This week at the New York Times, some thoughts on Marcus Mariota’s insanely productive debut:
Mariota became the youngest player in N.F.L. history to throw for four touchdowns in the first half of a game. Just one other rookie quarterback has thrown four first-half touchdowns in a single game: Johnny Green of Buffalo in 1960. Mariota also joined Matthew Stafford, Drew Bledsoe, and Fran Tarkenton as the only players since 1950 to pass for four touchdowns in a single game before turning 22 years old, and he and Tarkenton are the only rookie quarterbacks to throw for four touchdowns in their team’s first game.
You can read the full article here.

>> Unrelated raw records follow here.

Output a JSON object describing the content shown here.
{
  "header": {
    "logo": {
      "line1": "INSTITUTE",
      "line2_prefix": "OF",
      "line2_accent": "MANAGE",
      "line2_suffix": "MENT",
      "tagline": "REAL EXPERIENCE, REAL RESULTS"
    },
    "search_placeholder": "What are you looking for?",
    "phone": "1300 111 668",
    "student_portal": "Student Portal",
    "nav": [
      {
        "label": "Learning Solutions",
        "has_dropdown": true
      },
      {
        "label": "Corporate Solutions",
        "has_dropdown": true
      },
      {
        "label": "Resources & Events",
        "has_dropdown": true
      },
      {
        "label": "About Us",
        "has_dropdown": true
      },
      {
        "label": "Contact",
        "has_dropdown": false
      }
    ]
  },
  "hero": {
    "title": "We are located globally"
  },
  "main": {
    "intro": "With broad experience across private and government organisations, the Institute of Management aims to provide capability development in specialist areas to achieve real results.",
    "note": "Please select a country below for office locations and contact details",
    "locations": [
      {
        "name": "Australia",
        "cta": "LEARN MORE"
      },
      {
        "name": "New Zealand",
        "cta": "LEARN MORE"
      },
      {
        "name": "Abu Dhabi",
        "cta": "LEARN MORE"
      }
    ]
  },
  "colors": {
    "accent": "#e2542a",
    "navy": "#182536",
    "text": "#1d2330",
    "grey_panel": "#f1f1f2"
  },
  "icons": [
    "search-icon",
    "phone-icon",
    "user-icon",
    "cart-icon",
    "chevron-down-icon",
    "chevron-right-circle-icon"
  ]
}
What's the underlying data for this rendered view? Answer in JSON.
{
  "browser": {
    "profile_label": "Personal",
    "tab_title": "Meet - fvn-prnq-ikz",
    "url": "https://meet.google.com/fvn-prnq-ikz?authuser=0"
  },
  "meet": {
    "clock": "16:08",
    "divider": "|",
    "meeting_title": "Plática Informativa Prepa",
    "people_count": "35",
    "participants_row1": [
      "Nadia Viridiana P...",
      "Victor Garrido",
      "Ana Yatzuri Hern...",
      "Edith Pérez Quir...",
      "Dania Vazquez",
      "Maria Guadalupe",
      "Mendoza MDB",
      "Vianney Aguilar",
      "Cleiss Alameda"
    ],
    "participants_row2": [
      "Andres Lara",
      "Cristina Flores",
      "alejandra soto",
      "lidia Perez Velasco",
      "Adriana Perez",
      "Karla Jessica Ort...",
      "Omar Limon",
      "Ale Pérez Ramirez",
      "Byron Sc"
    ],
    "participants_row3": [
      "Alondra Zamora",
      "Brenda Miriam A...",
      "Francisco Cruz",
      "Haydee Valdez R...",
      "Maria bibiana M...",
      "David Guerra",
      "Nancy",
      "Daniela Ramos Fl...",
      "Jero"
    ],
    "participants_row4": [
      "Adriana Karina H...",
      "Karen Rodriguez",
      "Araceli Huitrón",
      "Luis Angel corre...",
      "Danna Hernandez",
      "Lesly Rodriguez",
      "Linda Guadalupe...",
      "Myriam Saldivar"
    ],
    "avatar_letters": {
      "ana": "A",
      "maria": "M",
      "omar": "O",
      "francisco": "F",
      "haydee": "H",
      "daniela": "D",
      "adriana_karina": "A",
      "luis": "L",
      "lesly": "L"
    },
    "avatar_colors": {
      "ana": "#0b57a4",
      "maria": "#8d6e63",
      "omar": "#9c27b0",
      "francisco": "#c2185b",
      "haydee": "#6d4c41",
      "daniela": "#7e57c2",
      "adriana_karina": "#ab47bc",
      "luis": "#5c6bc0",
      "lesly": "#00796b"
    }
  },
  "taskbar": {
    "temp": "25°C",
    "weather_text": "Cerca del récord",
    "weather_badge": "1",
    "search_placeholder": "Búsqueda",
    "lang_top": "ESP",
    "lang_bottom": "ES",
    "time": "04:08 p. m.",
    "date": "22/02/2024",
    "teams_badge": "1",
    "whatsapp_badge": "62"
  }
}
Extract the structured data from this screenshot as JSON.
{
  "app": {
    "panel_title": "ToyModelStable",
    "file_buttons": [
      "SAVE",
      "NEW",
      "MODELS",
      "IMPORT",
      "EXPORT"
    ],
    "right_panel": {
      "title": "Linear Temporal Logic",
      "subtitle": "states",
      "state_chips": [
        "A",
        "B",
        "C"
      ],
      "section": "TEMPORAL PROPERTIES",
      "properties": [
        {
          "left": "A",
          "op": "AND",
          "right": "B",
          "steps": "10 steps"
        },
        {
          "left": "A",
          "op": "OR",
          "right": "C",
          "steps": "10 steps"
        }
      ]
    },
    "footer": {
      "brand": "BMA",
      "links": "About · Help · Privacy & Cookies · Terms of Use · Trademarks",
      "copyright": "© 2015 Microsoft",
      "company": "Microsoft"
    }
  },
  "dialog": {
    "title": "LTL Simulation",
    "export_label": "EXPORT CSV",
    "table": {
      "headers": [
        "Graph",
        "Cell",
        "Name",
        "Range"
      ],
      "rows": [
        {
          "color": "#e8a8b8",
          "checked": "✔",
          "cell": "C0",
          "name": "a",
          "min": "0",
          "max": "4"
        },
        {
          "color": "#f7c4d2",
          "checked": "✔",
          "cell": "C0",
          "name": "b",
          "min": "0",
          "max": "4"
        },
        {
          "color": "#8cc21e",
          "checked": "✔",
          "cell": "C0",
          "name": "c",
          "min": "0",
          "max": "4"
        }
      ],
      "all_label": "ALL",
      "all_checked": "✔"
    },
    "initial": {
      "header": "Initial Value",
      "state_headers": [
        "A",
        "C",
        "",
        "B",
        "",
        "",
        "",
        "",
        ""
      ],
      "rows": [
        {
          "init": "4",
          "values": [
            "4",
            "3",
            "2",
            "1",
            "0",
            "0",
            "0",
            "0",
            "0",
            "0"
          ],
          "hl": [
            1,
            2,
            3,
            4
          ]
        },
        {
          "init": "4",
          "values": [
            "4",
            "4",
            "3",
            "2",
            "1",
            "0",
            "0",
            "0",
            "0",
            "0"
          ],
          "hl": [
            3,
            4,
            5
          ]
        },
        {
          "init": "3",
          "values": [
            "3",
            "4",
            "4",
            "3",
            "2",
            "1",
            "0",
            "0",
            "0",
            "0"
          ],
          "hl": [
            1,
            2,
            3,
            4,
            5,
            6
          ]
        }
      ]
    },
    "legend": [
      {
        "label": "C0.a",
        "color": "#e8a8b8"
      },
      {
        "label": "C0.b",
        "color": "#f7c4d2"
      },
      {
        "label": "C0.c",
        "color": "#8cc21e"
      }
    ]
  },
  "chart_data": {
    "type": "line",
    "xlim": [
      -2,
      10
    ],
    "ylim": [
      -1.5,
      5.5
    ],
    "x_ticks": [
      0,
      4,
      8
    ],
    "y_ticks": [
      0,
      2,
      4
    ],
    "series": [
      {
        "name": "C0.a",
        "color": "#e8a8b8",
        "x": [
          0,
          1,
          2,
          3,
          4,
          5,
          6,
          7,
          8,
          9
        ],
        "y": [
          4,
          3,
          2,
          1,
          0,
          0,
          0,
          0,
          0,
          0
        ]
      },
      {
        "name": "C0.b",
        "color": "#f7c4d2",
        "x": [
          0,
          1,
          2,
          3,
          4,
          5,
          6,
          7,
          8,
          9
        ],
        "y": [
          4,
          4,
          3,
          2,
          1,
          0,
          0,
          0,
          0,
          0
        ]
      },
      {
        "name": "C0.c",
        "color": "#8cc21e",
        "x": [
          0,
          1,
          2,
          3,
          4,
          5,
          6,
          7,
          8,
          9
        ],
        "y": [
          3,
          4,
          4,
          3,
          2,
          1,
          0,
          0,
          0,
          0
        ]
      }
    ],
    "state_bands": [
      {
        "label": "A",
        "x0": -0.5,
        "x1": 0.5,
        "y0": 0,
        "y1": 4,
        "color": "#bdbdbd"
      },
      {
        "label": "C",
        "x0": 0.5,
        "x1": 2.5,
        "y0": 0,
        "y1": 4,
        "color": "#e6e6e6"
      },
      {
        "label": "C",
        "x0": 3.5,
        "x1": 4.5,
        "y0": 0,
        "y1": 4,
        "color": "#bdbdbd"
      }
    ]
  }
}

I also wrote about the A.F.C. East going 4-0 in week 1. You can read that article here.
The Dolphins may be the most balanced team in the division, with a better defense than New England and a more reliable offense than either New York or Buffalo. But Miami is also the one team without a clear identity. The strength of the team last year was the rushing attack and running back Lamar Miller, but Miami had a curious tendency to refrain from relying on the ground game. That trend continued in Week 1: Before the final, run-the-clock-out drive, Miller had only 9 carries (for 49 yards). The Dolphins finished the day with 18 carries, five fewer than any other team that won in Week 1. The rush defense, which was supposed to be bolstered by the off-season acquisition of Ndamukong Suh, was shredded for 161 rushing yards, the third highest total of the week. But one bright spot for the Dolphins was on special teams. According to Football Outsiders, Miami had the worst special teams in the N.F.L. in 2014; on Sunday, Jarvis Landry’s 69-yard fourth-quarter punt return was the game winner.